> _Work item_: From the records, pick out and copy each line containing "this".

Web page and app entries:
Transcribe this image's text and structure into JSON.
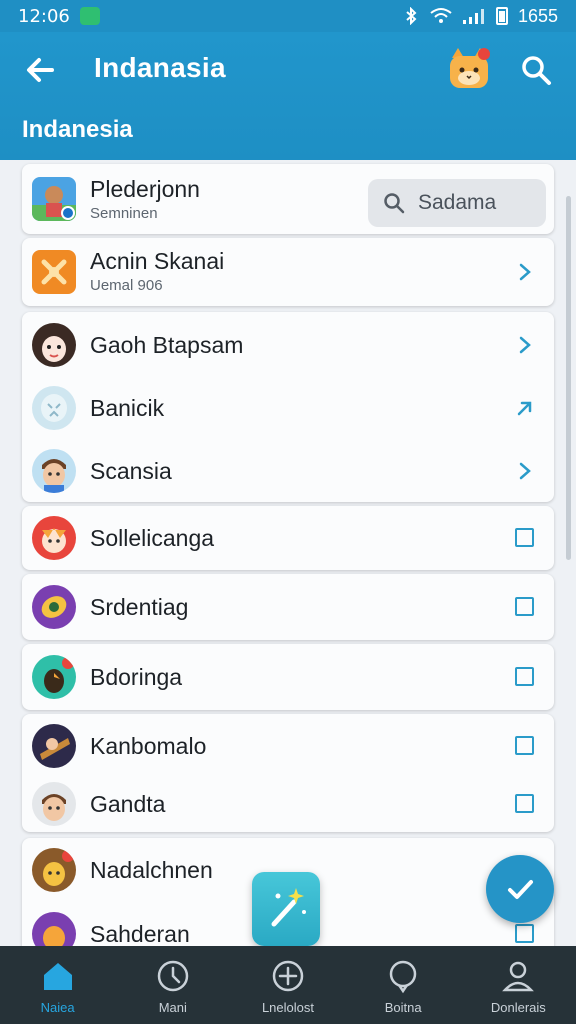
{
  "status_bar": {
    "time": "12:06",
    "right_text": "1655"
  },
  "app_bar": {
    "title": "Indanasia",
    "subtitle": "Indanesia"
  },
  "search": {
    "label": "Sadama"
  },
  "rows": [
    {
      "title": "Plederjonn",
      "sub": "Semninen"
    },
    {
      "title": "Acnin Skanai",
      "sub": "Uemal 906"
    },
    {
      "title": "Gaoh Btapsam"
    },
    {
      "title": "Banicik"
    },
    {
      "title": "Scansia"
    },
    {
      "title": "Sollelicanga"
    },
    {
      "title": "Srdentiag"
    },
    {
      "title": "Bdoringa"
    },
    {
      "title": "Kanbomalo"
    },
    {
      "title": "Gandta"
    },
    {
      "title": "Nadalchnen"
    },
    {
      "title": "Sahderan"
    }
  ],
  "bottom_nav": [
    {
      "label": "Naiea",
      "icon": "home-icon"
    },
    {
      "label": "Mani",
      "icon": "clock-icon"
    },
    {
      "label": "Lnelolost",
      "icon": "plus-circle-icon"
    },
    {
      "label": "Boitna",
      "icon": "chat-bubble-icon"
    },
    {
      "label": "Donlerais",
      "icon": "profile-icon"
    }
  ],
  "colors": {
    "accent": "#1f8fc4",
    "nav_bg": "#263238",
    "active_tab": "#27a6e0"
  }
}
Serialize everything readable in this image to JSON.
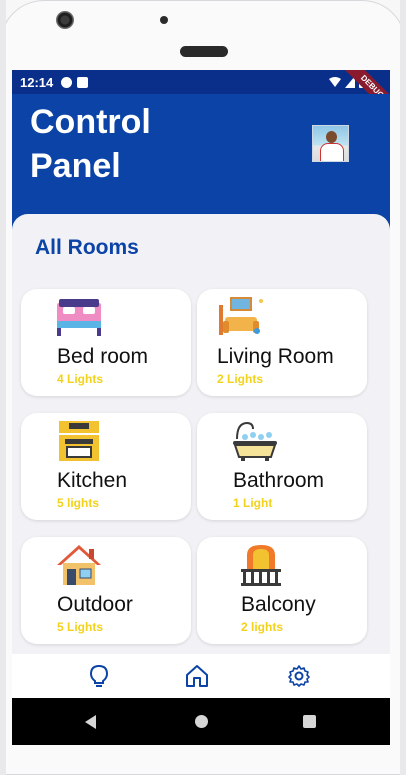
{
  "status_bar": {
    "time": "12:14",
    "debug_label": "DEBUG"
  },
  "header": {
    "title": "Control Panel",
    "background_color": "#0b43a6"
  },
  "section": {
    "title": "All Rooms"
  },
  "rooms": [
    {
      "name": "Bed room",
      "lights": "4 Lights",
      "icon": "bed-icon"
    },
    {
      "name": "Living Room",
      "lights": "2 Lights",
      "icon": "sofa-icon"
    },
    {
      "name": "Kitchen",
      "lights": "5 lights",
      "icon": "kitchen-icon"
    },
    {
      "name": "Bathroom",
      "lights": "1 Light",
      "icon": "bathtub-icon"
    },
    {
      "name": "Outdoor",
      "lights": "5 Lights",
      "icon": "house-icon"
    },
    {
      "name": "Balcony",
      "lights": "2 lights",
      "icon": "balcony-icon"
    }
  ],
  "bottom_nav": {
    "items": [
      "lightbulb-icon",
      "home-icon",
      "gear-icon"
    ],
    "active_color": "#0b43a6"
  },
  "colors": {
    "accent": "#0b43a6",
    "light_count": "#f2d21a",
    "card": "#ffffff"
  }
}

> _Task response_:
Transcribe this image's text and structure into JSON.
Serialize everything readable in this image to JSON.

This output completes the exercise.